> _ACTIVITY_: Without the pictures, restate all of the data below word for word.

Records drawn from a dataset:
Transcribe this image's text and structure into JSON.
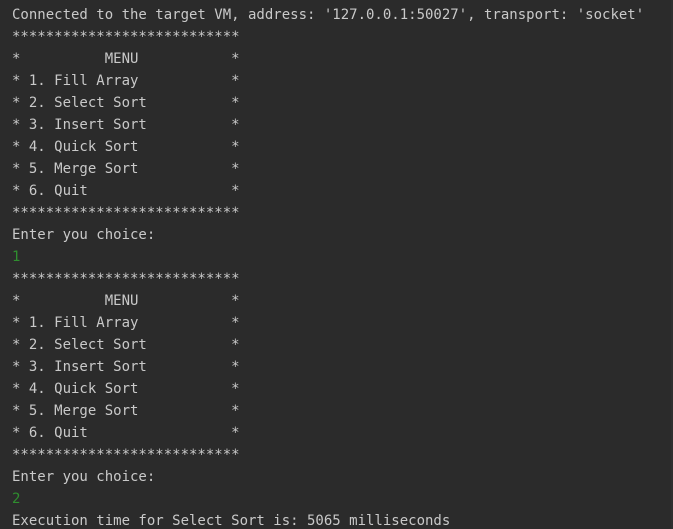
{
  "console": {
    "top_fragment": "   ...  ...      ..   ...   .     .         .       ",
    "lines": [
      {
        "text": "Connected to the target VM, address: '127.0.0.1:50027', transport: 'socket'",
        "kind": "output"
      },
      {
        "text": "***************************",
        "kind": "output"
      },
      {
        "text": "*          MENU           *",
        "kind": "output"
      },
      {
        "text": "* 1. Fill Array           *",
        "kind": "output"
      },
      {
        "text": "* 2. Select Sort          *",
        "kind": "output"
      },
      {
        "text": "* 3. Insert Sort          *",
        "kind": "output"
      },
      {
        "text": "* 4. Quick Sort           *",
        "kind": "output"
      },
      {
        "text": "* 5. Merge Sort           *",
        "kind": "output"
      },
      {
        "text": "* 6. Quit                 *",
        "kind": "output"
      },
      {
        "text": "***************************",
        "kind": "output"
      },
      {
        "text": "Enter you choice:",
        "kind": "output"
      },
      {
        "text": "1",
        "kind": "input"
      },
      {
        "text": "***************************",
        "kind": "output"
      },
      {
        "text": "*          MENU           *",
        "kind": "output"
      },
      {
        "text": "* 1. Fill Array           *",
        "kind": "output"
      },
      {
        "text": "* 2. Select Sort          *",
        "kind": "output"
      },
      {
        "text": "* 3. Insert Sort          *",
        "kind": "output"
      },
      {
        "text": "* 4. Quick Sort           *",
        "kind": "output"
      },
      {
        "text": "* 5. Merge Sort           *",
        "kind": "output"
      },
      {
        "text": "* 6. Quit                 *",
        "kind": "output"
      },
      {
        "text": "***************************",
        "kind": "output"
      },
      {
        "text": "Enter you choice:",
        "kind": "output"
      },
      {
        "text": "2",
        "kind": "input"
      },
      {
        "text": "Execution time for Select Sort is: 5065 milliseconds",
        "kind": "output"
      }
    ]
  },
  "colors": {
    "background": "#2b2b2b",
    "output_text": "#c9c9c9",
    "user_input_text": "#2f8e2f"
  }
}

> _COMPLETED EXERCISE_:
Transcribe this image's text and structure into JSON.
{
  "console": {
    "top_fragment": "   ...  ...      ..   ...   .     .         .       ",
    "lines": [
      {
        "text": "Connected to the target VM, address: '127.0.0.1:50027', transport: 'socket'",
        "kind": "output"
      },
      {
        "text": "***************************",
        "kind": "output"
      },
      {
        "text": "*          MENU           *",
        "kind": "output"
      },
      {
        "text": "* 1. Fill Array           *",
        "kind": "output"
      },
      {
        "text": "* 2. Select Sort          *",
        "kind": "output"
      },
      {
        "text": "* 3. Insert Sort          *",
        "kind": "output"
      },
      {
        "text": "* 4. Quick Sort           *",
        "kind": "output"
      },
      {
        "text": "* 5. Merge Sort           *",
        "kind": "output"
      },
      {
        "text": "* 6. Quit                 *",
        "kind": "output"
      },
      {
        "text": "***************************",
        "kind": "output"
      },
      {
        "text": "Enter you choice:",
        "kind": "output"
      },
      {
        "text": "1",
        "kind": "input"
      },
      {
        "text": "***************************",
        "kind": "output"
      },
      {
        "text": "*          MENU           *",
        "kind": "output"
      },
      {
        "text": "* 1. Fill Array           *",
        "kind": "output"
      },
      {
        "text": "* 2. Select Sort          *",
        "kind": "output"
      },
      {
        "text": "* 3. Insert Sort          *",
        "kind": "output"
      },
      {
        "text": "* 4. Quick Sort           *",
        "kind": "output"
      },
      {
        "text": "* 5. Merge Sort           *",
        "kind": "output"
      },
      {
        "text": "* 6. Quit                 *",
        "kind": "output"
      },
      {
        "text": "***************************",
        "kind": "output"
      },
      {
        "text": "Enter you choice:",
        "kind": "output"
      },
      {
        "text": "2",
        "kind": "input"
      },
      {
        "text": "Execution time for Select Sort is: 5065 milliseconds",
        "kind": "output"
      }
    ]
  },
  "colors": {
    "background": "#2b2b2b",
    "output_text": "#c9c9c9",
    "user_input_text": "#2f8e2f"
  }
}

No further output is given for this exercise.